I also need to add that Mun was my rock, and there was no way I could have done this without her. She was always there, 24/7 during our daughter’s development. Her dedication and support gave me the space to focus on my career.
SGLS: Did your wife and you have to make sacrifices to cater to Christine’s daily care and needs?
Melvyn: Honestly, I am not sure we felt those were sacrifices. We are all programmed to love our children unconditionally. So, it is not about giving up something we love and attending to something we did not. Till today, Mun and I never felt that we missed out on anything in life.
There are always two sides of a coin. We know that Christine will be around during our old age to fuss over. I see some of my friends struggling to find their purpose in life after they leave their corporate jobs and their children leave the nest. For us, our most important role is to make sure that our daughter is able to make a living and be independent when we are gone.
SGLS (to Christine): You are now an assistant pre-school teacher at Sparkletots. Which part of your job do you enjoy most?
Christine: I love children and I like to look after them. Sometimes I am asked to bring them to the bathroom, help them and also clean the cots at work. The part I love most about my job is when the children call me “Teacher Christine”. However, this is not my first job. Before Sparkletots, I worked at Soul Food (part of ) and also at PCS Kindergarten, for four years. My bosses at Soul Food trained me to do table setting and serve as front of house. I love all my jobs because my dad and mum taught me to see the good in every situation and do my best in everything I do.
SGLS: Given your journey in fatherhood, championing for Christine’s well-being, care, and education, what are your words of wisdom for fathers of children with special needs?
Melvyn: Love them. Love them. Love them.
Bonus Q (for Christine): Is there a special message for your dad this Father’s Day?
Christine: You are the best father in the world. Thank you for being my dad. I will buy you your favourite pineapple and jackfruit on Father’s Day with my salary.
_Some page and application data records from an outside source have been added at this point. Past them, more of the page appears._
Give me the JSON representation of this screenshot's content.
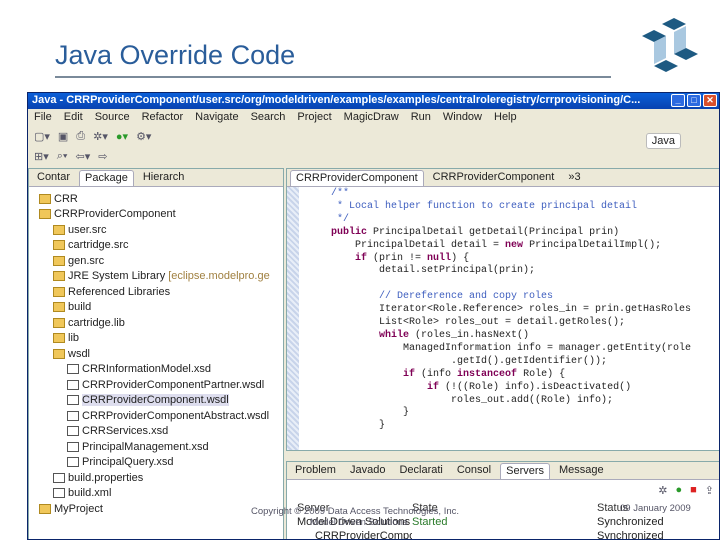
{
  "slide": {
    "title": "Java Override Code",
    "copyright": "Copyright © 2009 Data Access Technologies, Inc.",
    "company": "Model Driven Solutions",
    "date": "09 January 2009"
  },
  "window": {
    "title": "Java - CRRProviderComponent/user.src/org/modeldriven/examples/examples/centralroleregistry/crrprovisioning/C...",
    "menu": [
      "File",
      "Edit",
      "Source",
      "Refactor",
      "Navigate",
      "Search",
      "Project",
      "MagicDraw",
      "Run",
      "Window",
      "Help"
    ],
    "perspective": "Java"
  },
  "left_tabs": [
    "Contar",
    "Package",
    "Hierarch"
  ],
  "tree": [
    {
      "label": "CRR",
      "indent": 0,
      "icon": "project"
    },
    {
      "label": "CRRProviderComponent",
      "indent": 0,
      "icon": "project"
    },
    {
      "label": "user.src",
      "indent": 1,
      "icon": "src-folder"
    },
    {
      "label": "cartridge.src",
      "indent": 1,
      "icon": "src-folder"
    },
    {
      "label": "gen.src",
      "indent": 1,
      "icon": "src-folder"
    },
    {
      "label": "JRE System Library",
      "deco": "[eclipse.modelpro.ge",
      "indent": 1,
      "icon": "library"
    },
    {
      "label": "Referenced Libraries",
      "indent": 1,
      "icon": "library"
    },
    {
      "label": "build",
      "indent": 1,
      "icon": "folder"
    },
    {
      "label": "cartridge.lib",
      "indent": 1,
      "icon": "folder"
    },
    {
      "label": "lib",
      "indent": 1,
      "icon": "folder"
    },
    {
      "label": "wsdl",
      "indent": 1,
      "icon": "folder"
    },
    {
      "label": "CRRInformationModel.xsd",
      "indent": 2,
      "icon": "file"
    },
    {
      "label": "CRRProviderComponentPartner.wsdl",
      "indent": 2,
      "icon": "file"
    },
    {
      "label": "CRRProviderComponent.wsdl",
      "indent": 2,
      "icon": "file",
      "selected": true
    },
    {
      "label": "CRRProviderComponentAbstract.wsdl",
      "indent": 2,
      "icon": "file"
    },
    {
      "label": "CRRServices.xsd",
      "indent": 2,
      "icon": "file"
    },
    {
      "label": "PrincipalManagement.xsd",
      "indent": 2,
      "icon": "file"
    },
    {
      "label": "PrincipalQuery.xsd",
      "indent": 2,
      "icon": "file"
    },
    {
      "label": "build.properties",
      "indent": 1,
      "icon": "file"
    },
    {
      "label": "build.xml",
      "indent": 1,
      "icon": "file"
    },
    {
      "label": "MyProject",
      "indent": 0,
      "icon": "project"
    }
  ],
  "editor_tabs": [
    "CRRProviderComponent",
    "CRRProviderComponent",
    "»3"
  ],
  "bottom_tabs": [
    "Problem",
    "Javado",
    "Declarati",
    "Consol",
    "Servers",
    "Message"
  ],
  "servers": {
    "headers": [
      "Server",
      "State",
      "Status"
    ],
    "rows": [
      [
        "Model Driven Solutions == S",
        "Started",
        "Synchronized"
      ],
      [
        "CRRProviderComponent",
        "",
        "Synchronized"
      ]
    ]
  }
}
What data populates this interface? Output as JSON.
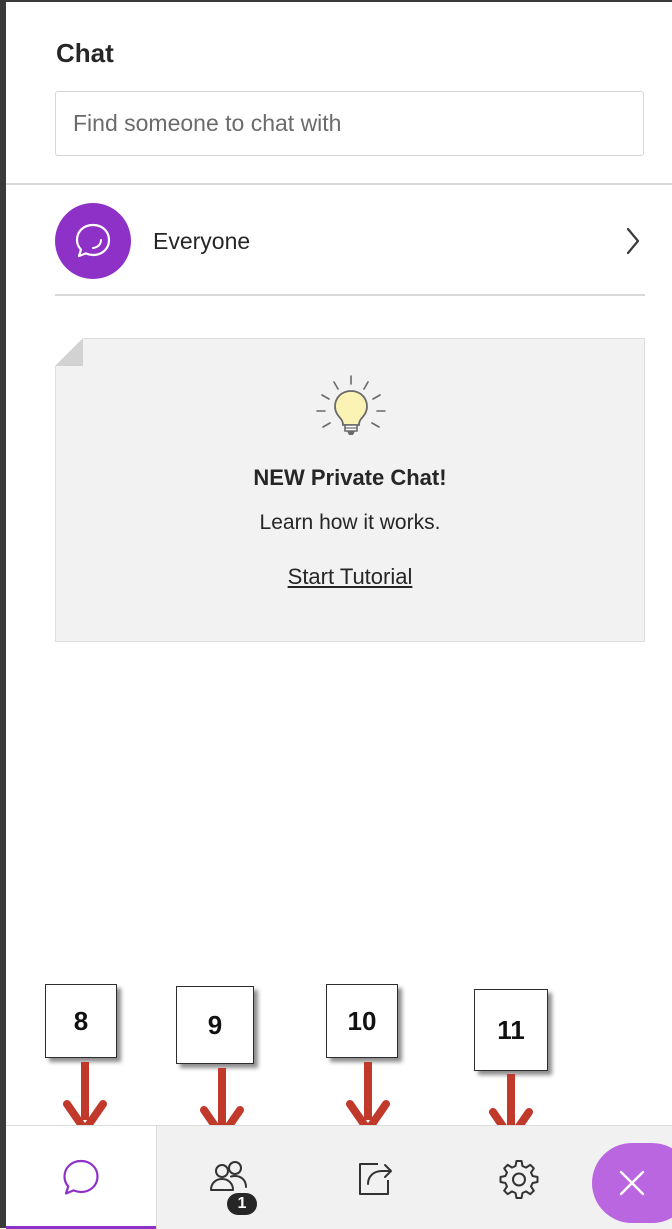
{
  "panel": {
    "title": "Chat"
  },
  "search": {
    "placeholder": "Find someone to chat with",
    "value": ""
  },
  "channels": [
    {
      "label": "Everyone",
      "icon": "chat-bubble-icon"
    }
  ],
  "tutorial": {
    "title": "NEW Private Chat!",
    "subtitle": "Learn how it works.",
    "link_label": "Start Tutorial",
    "icon": "lightbulb-icon"
  },
  "callouts": [
    {
      "label": "8",
      "target": "chat-tab"
    },
    {
      "label": "9",
      "target": "participants-tab"
    },
    {
      "label": "10",
      "target": "share-content-tab"
    },
    {
      "label": "11",
      "target": "settings-tab"
    }
  ],
  "bottom_bar": {
    "tabs": [
      {
        "id": "chat",
        "icon": "chat-bubble-icon",
        "active": true
      },
      {
        "id": "participants",
        "icon": "participants-icon",
        "badge": "1"
      },
      {
        "id": "share",
        "icon": "share-content-icon"
      },
      {
        "id": "settings",
        "icon": "gear-icon"
      }
    ],
    "close_icon": "close-icon"
  },
  "colors": {
    "accent": "#8e32c7",
    "close_button": "#b966e0",
    "callout_arrow": "#c0392b",
    "card_background": "#f2f2f2"
  }
}
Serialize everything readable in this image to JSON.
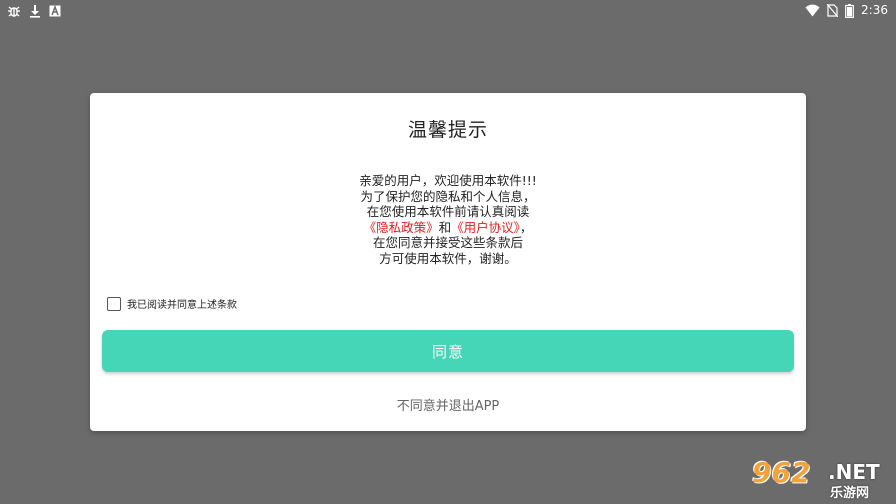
{
  "statusbar": {
    "time": "2:36",
    "left_icons": [
      "bug-icon",
      "download-icon",
      "a-badge-icon"
    ],
    "right_icons": [
      "wifi-icon",
      "no-sim-icon",
      "battery-icon"
    ]
  },
  "dialog": {
    "title": "温馨提示",
    "body": {
      "line1": "亲爱的用户，欢迎使用本软件!!!",
      "line2": "为了保护您的隐私和个人信息，",
      "line3": "在您使用本软件前请认真阅读",
      "privacy_link": "《隐私政策》",
      "and": "和",
      "user_link": "《用户协议》",
      "comma": "，",
      "line5": "在您同意并接受这些条款后",
      "line6": "方可使用本软件，谢谢。"
    },
    "checkbox_label": "我已阅读并同意上述条款",
    "checkbox_checked": false,
    "agree_button": "同意",
    "decline_button": "不同意并退出APP"
  },
  "watermark": {
    "number": "962",
    "suffix": ".NET",
    "sub": "乐游网"
  },
  "colors": {
    "accent": "#44d6b6",
    "link": "#e02020",
    "overlay": "#6b6b6b"
  }
}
I love you very much.
Interview by: Angela May Tan, Column Editor and Writer, SG Lifestyle.
Need last minute Father’s Day gift ideas? Check out the Ultimate Guide to Celebrating Father’s Day.